    William was born in 1897 in the village of Thoralby, near Aysgarth, in the North Yorkshire Dales. Birth registrations show he was born in the first quarter of that year. He was the youngest son of farmer John and his wife Alice, living at Town Head Farm. The 1901 census shows he had two older brothers, Ralph 10 and John Hunter 7, and a sister Elizabeth 9. However, the 1911 census only shows William, and by that time his mother was a widow at 42. Also at the time, three boarders lodged at the farm. William attended the local school and in his teens became a valued member of Aysgarth Amateur Dramatic Society. At the outbreak of war, aged 17, he enlisted in the 10th Battalion Yorkshire Regiment. He went to France in October 1915. By the onset of the 3rd Battle of Ypres in 1917 William was now a Corporal. It was during this offensive on the 3rd October that the 10th Battalion was involved in an action on Broodseinde ridge. It was during the heavy shelling on the 4th that William was killed. His body was never found. William is commemorated on a panel at the Tyne Cot Cemetery. He was just 19 years of age when he died.

  • Thomas Ginger

    Lieutenant Thomas Ginger. Signals Officer. 4th Battalion. Thomas Ginger was awarded the Military Cross as a result of his bravery during the German ‘Spring Offensive’ of March 1918. In the citation for his award it describes how ‘On the first day his senior Officers were killed and in numerous rear-guard actions he found himself in command of considerable bodies of men’. One such example is during the retreat across the River Somme near Brie, when Ginger was ordered to take his men and cover the retreat of the remains of the 50th Division. He took his tired men to the far bank and took up positions to hold the advancing Germans back. At the same Lt George Begg, 239/Field Company was wiring the bridge that the retreating men were crossing. As German troops started to appear on the horizon and the last of the Durham Light Infantry crossed the bridge, Begg primed the detonator and pressed the plunger home. Nothing happened. This was repreated three times. When the bridge did blow, Begg looked across the river to see Ginger and his men still focusing fire on their foe. Eventually Ginger managed to construct a rudimentary footbridge, allowing his men to cross to safety.

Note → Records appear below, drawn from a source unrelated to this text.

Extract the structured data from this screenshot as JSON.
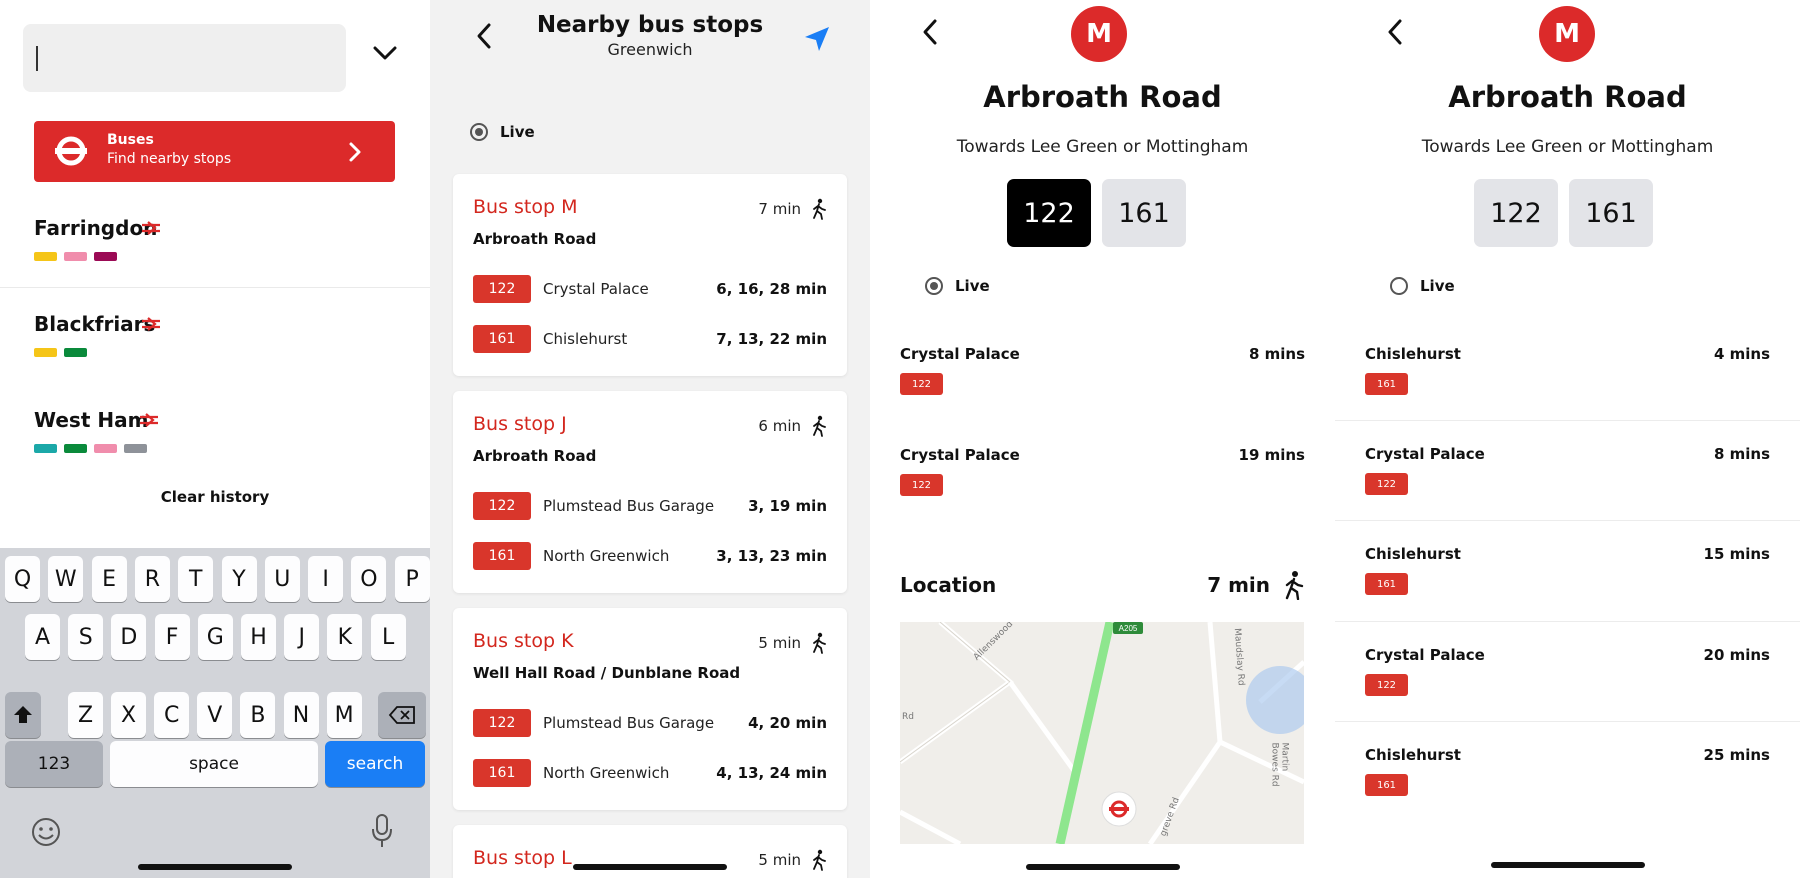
{
  "panel1": {
    "search": {
      "value": ""
    },
    "buses_card": {
      "title": "Buses",
      "subtitle": "Find nearby stops"
    },
    "stations": [
      {
        "name": "Farringdon",
        "lines": [
          "#f5c518",
          "#f08dac",
          "#9b0a55"
        ]
      },
      {
        "name": "Blackfriars",
        "lines": [
          "#f5c518",
          "#0a8a3b"
        ]
      },
      {
        "name": "West Ham",
        "lines": [
          "#1ba8a8",
          "#0a8a3b",
          "#f08dac",
          "#8e9299"
        ]
      }
    ],
    "clear_history": "Clear history",
    "keyboard": {
      "row1": [
        "Q",
        "W",
        "E",
        "R",
        "T",
        "Y",
        "U",
        "I",
        "O",
        "P"
      ],
      "row2": [
        "A",
        "S",
        "D",
        "F",
        "G",
        "H",
        "J",
        "K",
        "L"
      ],
      "row3": [
        "Z",
        "X",
        "C",
        "V",
        "B",
        "N",
        "M"
      ],
      "numbers_key": "123",
      "space_key": "space",
      "search_key": "search"
    }
  },
  "panel2": {
    "title": "Nearby bus stops",
    "subtitle": "Greenwich",
    "live_label": "Live",
    "stops": [
      {
        "title": "Bus stop M",
        "walk": "7 min",
        "road": "Arbroath Road",
        "routes": [
          {
            "num": "122",
            "dest": "Crystal Palace",
            "times": "6, 16, 28 min"
          },
          {
            "num": "161",
            "dest": "Chislehurst",
            "times": "7, 13, 22 min"
          }
        ]
      },
      {
        "title": "Bus stop J",
        "walk": "6 min",
        "road": "Arbroath Road",
        "routes": [
          {
            "num": "122",
            "dest": "Plumstead Bus Garage",
            "times": "3, 19 min"
          },
          {
            "num": "161",
            "dest": "North Greenwich",
            "times": "3, 13, 23 min"
          }
        ]
      },
      {
        "title": "Bus stop K",
        "walk": "5 min",
        "road": "Well Hall Road / Dunblane Road",
        "routes": [
          {
            "num": "122",
            "dest": "Plumstead Bus Garage",
            "times": "4, 20 min"
          },
          {
            "num": "161",
            "dest": "North Greenwich",
            "times": "4, 13, 24 min"
          }
        ]
      },
      {
        "title": "Bus stop L",
        "walk": "5 min"
      }
    ]
  },
  "panel3": {
    "stop_letter": "M",
    "stop_name": "Arbroath Road",
    "towards": "Towards Lee Green or Mottingham",
    "route_tabs": [
      "122",
      "161"
    ],
    "live_label": "Live",
    "arrivals": [
      {
        "dest": "Crystal Palace",
        "mins": "8 mins",
        "route": "122"
      },
      {
        "dest": "Crystal Palace",
        "mins": "19 mins",
        "route": "122"
      }
    ],
    "location_label": "Location",
    "location_time": "7 min",
    "map": {
      "road_sign": "A205",
      "streets": [
        "Allenswood",
        "Maudslay Rd",
        "Rd",
        "Martin Bowes Rd",
        "greve Rd"
      ]
    }
  },
  "panel4": {
    "stop_letter": "M",
    "stop_name": "Arbroath Road",
    "towards": "Towards Lee Green or Mottingham",
    "route_tabs": [
      "122",
      "161"
    ],
    "live_label": "Live",
    "arrivals": [
      {
        "dest": "Chislehurst",
        "mins": "4 mins",
        "route": "161"
      },
      {
        "dest": "Crystal Palace",
        "mins": "8 mins",
        "route": "122"
      },
      {
        "dest": "Chislehurst",
        "mins": "15 mins",
        "route": "161"
      },
      {
        "dest": "Crystal Palace",
        "mins": "20 mins",
        "route": "122"
      },
      {
        "dest": "Chislehurst",
        "mins": "25 mins",
        "route": "161"
      }
    ]
  },
  "colors": {
    "tfl_red": "#dc2a2a",
    "ios_blue": "#1a7ef5",
    "route_badge": "#d9362b"
  },
  "icons": [
    "chevron-down-icon",
    "tfl-roundel-icon",
    "chevron-right-icon",
    "national-rail-icon",
    "back-chevron-icon",
    "location-arrow-icon",
    "walk-icon",
    "shift-icon",
    "backspace-icon",
    "emoji-icon",
    "microphone-icon"
  ]
}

  • 2nd Lt G H Smith

    In October 1915 Geoffrey Howard Smith was commissioned as a 2nd Lieutenant in the 5th Battalion from being a member of the ranks of the Inns of Court Officer Training Corps (O.T.C.). At that time he was probably based at the O.T.C. training camp at Berkhamsted Common Hertfordshire. In August 1916 he is listed as wounded in France. He recovers from his wounds but in June 1918 he is listed as missing then confirmed as a prisoner of war in September 1918. Smith remained in captivity until his release and return to England in January 1919. This event is recognised by a letter sent to him from King George V.